What Could Trump’s Broad Budget Plans Mean for Education?
President Trump will be seeking a $54-billion increase for defense spending and corresponding cuts in other discretionary funding. While it’s not certain yet how it will impact the U.S. Department of Education budget, the latest reports on the national budget have many educators worried. Read more

Trump Touts Education Plan in Orlando
Last Friday, President Trump visited a St. Andrew Catholic School in Orlando as part of his plan to promote school vouchers. Trump is expected to use the school’s perceived success as an example in his education proposal that allows low-income students to choose the school they want. Read more

What Trump’s Speech Reveals About His Approach to K-12 Education
President Trump said very little about K-12 education throughout his campaign and in the first month of office, education analysts eagerly tuned into his speech to the joint session of Congress last week. Find out what they learned about his education priorities from what he said. Read more

As State Budget Revenues Fall Short, Higher Education Faces a Squeeze
More than 24 states have reported that this year’s revenues have come in weaker than expected, according to the National Association of State Budget Officers. This has resulted in cuts to higher education spending in Iowa, Missouri, New Mexico, Louisiana and others. Read more

Ed Tech Might Predict Failure Before They Have a Chance to Succeed
Predictive software promises to help students before they fail, but students worry that the data could work against them. During EduCon 2.9, an annual conference at the Philadelphia Science Leadership Academy, students voiced their concerns about how the data would be collected and used, especially since it would not be able to offer any contextual information about their lives. Read more

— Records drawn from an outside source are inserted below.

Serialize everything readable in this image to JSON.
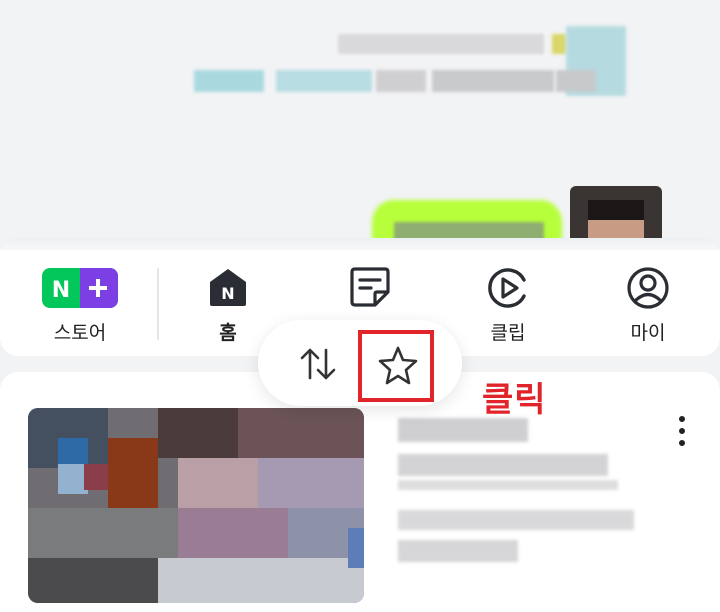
{
  "nav": {
    "items": [
      {
        "label": "스토어",
        "icon": "naver-plus-store-icon"
      },
      {
        "label": "홈",
        "icon": "home-n-icon"
      },
      {
        "label": "",
        "icon": "note-icon"
      },
      {
        "label": "클립",
        "icon": "clip-play-icon"
      },
      {
        "label": "마이",
        "icon": "profile-icon"
      }
    ]
  },
  "floating_bar": {
    "sort_icon": "sort-arrows-icon",
    "favorite_icon": "star-icon"
  },
  "annotation": {
    "click_text": "클릭",
    "color": "#e0242a"
  },
  "colors": {
    "store_green": "#03c75a",
    "store_purple": "#7b3fe4",
    "highlight_lime": "#b7ff3a"
  }
}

It’s Accessible and Affordable: Immersive Media in Higher Education
Campus Technology talked with Penn State University Director of Education Technology Kyle Bowen about how immersive media has grown in higher education – from 3D to augmented reality to 360-video technologies. Find out how they found inexpensive solutions to innovate learning. Read more